Dennis “Denny” Totland, 59, passed away Jan. 21, 1998, at his home.

Born Jan. 14, 1939, in Salt Lake City, Utah to Ode Emil and Golda Stringham Totland. Married Maria Cappadona, later divorced. Married Alice Moser Steorts, Jan. 1994, who remains his dear friend. Graduated from West High School, where he lettered in two sports, football and baseball. Received All-State Honorable mention in both sports. He was inducted into the West High Hall of Fame. Graduated from Coalinga Jr. College, where he received All Conference Baseball Honors and was inducted into the College Hall of Fame in Nov. 1997. Denny continued his education at the University of L.A. where he led the league in home runs and made All Conference and was nominated for All American Honors.
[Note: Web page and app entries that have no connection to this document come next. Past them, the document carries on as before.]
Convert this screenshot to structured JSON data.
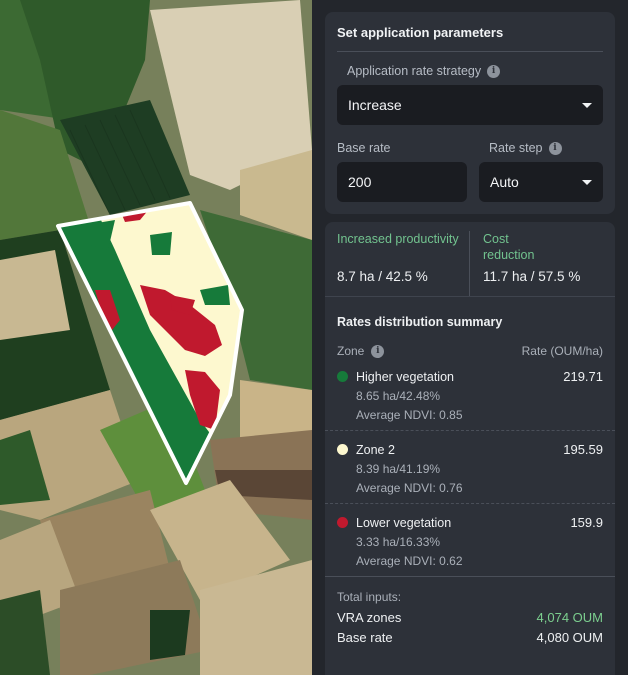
{
  "params": {
    "title": "Set application parameters",
    "strategy_label": "Application rate strategy",
    "strategy_value": "Increase",
    "base_rate_label": "Base rate",
    "base_rate_value": "200",
    "rate_step_label": "Rate step",
    "rate_step_value": "Auto"
  },
  "kpis": [
    {
      "label": "Increased productivity",
      "value": "8.7 ha / 42.5 %"
    },
    {
      "label": "Cost reduction",
      "value": "11.7 ha / 57.5 %"
    }
  ],
  "summary": {
    "title": "Rates distribution summary",
    "zone_col": "Zone",
    "rate_col": "Rate (OUM/ha)",
    "zones": [
      {
        "name": "Higher vegetation",
        "area": "8.65 ha/42.48%",
        "ndvi": "Average NDVI: 0.85",
        "rate": "219.71",
        "color": "#167a3a"
      },
      {
        "name": "Zone 2",
        "area": "8.39 ha/41.19%",
        "ndvi": "Average NDVI: 0.76",
        "rate": "195.59",
        "color": "#fdf8cf"
      },
      {
        "name": "Lower vegetation",
        "area": "3.33 ha/16.33%",
        "ndvi": "Average NDVI: 0.62",
        "rate": "159.9",
        "color": "#c0192e"
      }
    ],
    "totals_label": "Total inputs:",
    "vra_label": "VRA zones",
    "vra_value": "4,074 OUM",
    "base_label": "Base rate",
    "base_value": "4,080 OUM"
  },
  "colors": {
    "accent_green": "#7ccf8f",
    "zone_high": "#167a3a",
    "zone_mid": "#fdf8cf",
    "zone_low": "#c0192e"
  }
}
He signed with the Detroit Tigers Major League Baseball Team and played in the AA farm system for four years. He was an asphalt contractor. A devoted son who lived with and cared for his parents.

Survived by his beloved mother and father, Golda and Cecil Anderson; sons, D. J. (Trisha) Totland and Todd (Linda) Totland; brothers, Gary (Betty) Totland and Brent (Kathy) Anderson; granddaughters, Taylor and Nicole; aunt, Madge Huffman; uncles, Bud Stringham and Frank Stringham; and beloved nephews and nieces.

Funeral services will be held Tuesday, Jan. 27, 12 noon at Jenkins-Soffe Mortuary, 4760 So. State St., where friends may call Tuesday one hour prior to services. Interment, Larkin Sunset Gardens. In lieu of flowers, contributions for a memorial marker may be sent to Totlands at Jenkins-Soffe Mortuary.

Published 25 January 1998 in The Salt Lake Tribune (UT)